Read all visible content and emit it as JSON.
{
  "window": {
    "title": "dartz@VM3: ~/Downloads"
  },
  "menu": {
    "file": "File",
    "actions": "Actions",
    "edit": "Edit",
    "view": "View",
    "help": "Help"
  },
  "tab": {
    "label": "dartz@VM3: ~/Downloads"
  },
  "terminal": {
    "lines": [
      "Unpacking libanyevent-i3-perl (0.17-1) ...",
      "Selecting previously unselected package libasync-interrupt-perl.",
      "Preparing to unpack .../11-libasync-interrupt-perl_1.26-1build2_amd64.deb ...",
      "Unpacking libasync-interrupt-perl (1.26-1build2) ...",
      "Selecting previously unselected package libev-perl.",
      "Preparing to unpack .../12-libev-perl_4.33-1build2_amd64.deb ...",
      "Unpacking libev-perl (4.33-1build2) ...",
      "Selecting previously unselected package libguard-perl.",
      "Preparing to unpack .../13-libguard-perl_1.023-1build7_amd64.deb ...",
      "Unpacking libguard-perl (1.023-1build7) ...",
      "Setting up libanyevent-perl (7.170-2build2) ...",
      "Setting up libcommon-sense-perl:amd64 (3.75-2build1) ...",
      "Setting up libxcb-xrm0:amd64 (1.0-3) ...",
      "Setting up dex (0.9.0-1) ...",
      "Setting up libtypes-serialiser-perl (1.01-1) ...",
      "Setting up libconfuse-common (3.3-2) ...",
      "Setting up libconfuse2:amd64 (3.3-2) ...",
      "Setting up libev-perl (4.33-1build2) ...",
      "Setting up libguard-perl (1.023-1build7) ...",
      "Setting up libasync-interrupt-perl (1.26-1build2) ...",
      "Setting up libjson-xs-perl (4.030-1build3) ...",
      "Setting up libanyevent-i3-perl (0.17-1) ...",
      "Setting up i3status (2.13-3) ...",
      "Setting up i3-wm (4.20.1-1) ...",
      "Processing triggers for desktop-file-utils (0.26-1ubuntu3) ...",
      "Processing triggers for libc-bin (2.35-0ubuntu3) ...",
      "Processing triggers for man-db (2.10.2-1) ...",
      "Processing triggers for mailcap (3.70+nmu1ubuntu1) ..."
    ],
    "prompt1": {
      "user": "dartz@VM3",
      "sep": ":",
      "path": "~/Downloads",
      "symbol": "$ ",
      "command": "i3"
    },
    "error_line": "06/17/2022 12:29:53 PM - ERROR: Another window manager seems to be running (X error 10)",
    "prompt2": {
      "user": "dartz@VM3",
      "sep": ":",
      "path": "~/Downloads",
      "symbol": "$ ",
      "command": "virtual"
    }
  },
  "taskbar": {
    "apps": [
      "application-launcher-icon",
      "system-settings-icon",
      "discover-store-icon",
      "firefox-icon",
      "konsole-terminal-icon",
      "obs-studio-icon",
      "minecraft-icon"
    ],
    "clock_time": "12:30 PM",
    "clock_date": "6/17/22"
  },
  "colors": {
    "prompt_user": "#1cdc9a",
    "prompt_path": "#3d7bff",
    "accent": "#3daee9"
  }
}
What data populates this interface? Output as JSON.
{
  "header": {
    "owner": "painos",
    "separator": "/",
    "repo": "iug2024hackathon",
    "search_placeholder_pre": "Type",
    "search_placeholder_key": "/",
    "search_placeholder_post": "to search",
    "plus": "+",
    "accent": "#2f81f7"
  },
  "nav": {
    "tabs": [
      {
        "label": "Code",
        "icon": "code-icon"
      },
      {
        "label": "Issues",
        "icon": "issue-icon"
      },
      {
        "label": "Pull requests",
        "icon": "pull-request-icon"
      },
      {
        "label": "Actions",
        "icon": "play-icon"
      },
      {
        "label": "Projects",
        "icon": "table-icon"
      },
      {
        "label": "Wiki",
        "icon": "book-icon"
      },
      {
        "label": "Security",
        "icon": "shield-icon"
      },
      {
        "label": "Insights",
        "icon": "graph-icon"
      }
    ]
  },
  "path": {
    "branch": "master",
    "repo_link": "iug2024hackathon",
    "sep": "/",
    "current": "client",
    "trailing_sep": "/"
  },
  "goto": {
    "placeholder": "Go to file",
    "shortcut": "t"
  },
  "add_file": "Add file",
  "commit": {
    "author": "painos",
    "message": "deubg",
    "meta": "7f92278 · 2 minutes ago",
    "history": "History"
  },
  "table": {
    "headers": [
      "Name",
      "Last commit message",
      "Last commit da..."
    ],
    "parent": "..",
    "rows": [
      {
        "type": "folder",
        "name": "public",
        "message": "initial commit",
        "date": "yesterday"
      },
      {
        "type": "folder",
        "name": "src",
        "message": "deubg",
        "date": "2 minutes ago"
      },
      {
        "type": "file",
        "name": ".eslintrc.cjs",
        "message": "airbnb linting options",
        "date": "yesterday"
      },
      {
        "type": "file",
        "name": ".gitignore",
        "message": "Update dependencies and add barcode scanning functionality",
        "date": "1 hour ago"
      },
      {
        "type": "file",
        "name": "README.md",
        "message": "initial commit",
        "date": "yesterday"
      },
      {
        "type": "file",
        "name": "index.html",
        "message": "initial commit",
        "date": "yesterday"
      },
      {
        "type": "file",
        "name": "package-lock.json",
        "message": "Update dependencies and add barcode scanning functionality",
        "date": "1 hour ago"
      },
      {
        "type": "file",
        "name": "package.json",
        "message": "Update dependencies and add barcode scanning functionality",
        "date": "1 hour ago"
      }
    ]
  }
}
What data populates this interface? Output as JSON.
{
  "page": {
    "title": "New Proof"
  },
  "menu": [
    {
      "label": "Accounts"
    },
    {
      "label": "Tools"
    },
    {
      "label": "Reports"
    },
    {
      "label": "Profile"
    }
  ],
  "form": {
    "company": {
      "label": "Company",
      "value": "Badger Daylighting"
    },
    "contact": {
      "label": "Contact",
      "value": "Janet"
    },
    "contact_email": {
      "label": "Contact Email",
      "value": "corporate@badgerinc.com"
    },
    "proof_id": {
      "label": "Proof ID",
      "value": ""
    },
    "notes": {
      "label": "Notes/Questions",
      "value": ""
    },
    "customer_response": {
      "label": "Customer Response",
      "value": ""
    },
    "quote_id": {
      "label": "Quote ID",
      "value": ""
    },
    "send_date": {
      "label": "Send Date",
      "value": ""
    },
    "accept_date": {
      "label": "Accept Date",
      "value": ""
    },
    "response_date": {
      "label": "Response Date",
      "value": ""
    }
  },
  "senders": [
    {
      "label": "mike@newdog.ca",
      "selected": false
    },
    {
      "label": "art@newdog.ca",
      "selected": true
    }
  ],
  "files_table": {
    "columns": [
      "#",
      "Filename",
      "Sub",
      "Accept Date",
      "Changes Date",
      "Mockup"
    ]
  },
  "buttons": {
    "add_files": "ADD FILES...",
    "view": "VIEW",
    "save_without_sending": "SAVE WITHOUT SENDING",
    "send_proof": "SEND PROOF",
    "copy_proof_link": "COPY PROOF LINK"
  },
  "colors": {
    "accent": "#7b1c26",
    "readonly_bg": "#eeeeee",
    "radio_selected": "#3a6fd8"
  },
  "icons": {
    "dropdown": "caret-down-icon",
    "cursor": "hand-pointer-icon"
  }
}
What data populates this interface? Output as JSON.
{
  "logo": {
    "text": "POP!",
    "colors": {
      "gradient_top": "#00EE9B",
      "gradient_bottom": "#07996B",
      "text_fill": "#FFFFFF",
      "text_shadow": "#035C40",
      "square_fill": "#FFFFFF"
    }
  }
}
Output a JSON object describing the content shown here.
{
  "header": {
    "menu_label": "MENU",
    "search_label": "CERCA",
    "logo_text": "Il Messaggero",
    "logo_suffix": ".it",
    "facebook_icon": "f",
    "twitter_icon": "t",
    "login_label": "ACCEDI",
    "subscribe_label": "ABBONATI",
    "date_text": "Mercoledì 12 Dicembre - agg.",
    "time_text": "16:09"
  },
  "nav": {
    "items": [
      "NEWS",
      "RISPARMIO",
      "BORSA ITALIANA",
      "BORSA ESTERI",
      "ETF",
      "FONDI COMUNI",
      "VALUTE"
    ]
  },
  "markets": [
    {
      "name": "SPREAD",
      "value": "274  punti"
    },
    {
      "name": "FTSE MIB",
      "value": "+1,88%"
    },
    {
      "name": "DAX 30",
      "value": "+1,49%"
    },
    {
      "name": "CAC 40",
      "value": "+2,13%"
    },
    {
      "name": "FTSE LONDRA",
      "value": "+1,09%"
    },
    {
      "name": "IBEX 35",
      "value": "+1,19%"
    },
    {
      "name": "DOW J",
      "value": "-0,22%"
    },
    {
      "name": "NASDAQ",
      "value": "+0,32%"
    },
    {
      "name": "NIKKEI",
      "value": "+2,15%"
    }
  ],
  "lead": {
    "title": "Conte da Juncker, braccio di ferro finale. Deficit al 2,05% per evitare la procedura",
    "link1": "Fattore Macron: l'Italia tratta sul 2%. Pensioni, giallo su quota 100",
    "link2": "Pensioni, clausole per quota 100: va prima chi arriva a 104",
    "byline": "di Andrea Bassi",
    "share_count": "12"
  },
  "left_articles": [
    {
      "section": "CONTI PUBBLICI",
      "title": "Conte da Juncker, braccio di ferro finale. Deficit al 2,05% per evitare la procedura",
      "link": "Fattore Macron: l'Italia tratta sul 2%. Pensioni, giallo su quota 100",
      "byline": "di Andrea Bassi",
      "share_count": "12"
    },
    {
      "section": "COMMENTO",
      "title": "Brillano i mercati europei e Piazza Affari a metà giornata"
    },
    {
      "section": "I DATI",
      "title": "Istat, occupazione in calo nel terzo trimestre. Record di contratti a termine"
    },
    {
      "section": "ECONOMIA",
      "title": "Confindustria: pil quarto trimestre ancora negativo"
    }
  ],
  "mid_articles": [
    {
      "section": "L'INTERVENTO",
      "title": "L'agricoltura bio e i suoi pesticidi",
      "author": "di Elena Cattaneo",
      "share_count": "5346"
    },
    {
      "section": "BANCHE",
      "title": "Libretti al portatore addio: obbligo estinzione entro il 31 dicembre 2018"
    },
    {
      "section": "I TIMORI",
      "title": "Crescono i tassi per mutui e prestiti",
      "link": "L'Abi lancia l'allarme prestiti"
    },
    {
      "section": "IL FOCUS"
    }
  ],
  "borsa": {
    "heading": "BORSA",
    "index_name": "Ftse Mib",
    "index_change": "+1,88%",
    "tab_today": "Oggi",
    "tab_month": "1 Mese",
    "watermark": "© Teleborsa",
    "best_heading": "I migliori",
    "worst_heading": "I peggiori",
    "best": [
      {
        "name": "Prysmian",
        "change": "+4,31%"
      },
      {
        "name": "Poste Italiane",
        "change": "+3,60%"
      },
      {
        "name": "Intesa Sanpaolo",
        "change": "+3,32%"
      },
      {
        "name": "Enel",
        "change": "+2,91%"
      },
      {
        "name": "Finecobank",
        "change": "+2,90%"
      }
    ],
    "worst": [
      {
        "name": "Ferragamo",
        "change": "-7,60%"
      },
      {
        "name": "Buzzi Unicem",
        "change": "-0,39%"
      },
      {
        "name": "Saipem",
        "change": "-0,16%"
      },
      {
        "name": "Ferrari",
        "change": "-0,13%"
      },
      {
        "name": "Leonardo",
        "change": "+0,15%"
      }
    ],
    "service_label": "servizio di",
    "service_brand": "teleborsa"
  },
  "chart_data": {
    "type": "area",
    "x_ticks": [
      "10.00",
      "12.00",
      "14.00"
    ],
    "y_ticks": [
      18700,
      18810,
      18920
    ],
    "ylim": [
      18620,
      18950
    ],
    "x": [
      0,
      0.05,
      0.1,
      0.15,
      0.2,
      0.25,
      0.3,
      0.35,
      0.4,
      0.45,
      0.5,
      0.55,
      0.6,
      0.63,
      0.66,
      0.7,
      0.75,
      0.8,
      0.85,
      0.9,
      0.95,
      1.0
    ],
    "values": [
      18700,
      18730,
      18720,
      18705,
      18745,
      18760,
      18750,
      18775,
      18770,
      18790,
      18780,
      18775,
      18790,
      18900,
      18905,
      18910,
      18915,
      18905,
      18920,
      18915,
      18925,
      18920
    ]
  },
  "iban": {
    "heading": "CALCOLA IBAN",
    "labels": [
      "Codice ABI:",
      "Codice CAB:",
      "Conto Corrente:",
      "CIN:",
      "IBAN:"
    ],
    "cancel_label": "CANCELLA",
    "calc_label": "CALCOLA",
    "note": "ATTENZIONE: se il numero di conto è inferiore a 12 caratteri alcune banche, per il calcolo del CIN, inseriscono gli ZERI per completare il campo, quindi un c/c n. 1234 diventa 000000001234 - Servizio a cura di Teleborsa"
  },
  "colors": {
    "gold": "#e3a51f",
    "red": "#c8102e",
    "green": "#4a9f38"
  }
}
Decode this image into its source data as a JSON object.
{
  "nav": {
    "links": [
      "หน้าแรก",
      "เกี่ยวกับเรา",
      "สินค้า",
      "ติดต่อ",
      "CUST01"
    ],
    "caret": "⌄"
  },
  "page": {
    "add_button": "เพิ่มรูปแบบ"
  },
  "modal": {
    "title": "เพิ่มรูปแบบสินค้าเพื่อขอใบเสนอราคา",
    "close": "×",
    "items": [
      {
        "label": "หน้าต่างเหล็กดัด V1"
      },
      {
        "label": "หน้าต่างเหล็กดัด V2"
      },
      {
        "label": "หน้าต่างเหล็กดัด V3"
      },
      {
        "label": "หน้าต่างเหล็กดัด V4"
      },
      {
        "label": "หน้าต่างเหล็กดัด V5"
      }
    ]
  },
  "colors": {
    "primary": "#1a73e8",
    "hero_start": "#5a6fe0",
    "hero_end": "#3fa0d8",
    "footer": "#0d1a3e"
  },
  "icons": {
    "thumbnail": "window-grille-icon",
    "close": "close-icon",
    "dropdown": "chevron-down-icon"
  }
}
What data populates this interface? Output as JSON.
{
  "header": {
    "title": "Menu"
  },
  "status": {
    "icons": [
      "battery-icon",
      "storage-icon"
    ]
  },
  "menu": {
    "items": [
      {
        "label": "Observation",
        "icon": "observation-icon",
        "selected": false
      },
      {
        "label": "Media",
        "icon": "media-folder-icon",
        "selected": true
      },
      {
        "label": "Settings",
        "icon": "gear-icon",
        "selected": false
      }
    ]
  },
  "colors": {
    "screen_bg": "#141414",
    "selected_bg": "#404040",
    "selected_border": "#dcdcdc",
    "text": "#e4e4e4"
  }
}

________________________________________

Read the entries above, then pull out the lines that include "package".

TASK RESPONSE ::
      "Selecting previously unselected package libasync-interrupt-perl.",
      "Selecting previously unselected package libev-perl.",
      "Selecting previously unselected package libguard-perl.",
        "name": "package-lock.json",
        "name": "package.json",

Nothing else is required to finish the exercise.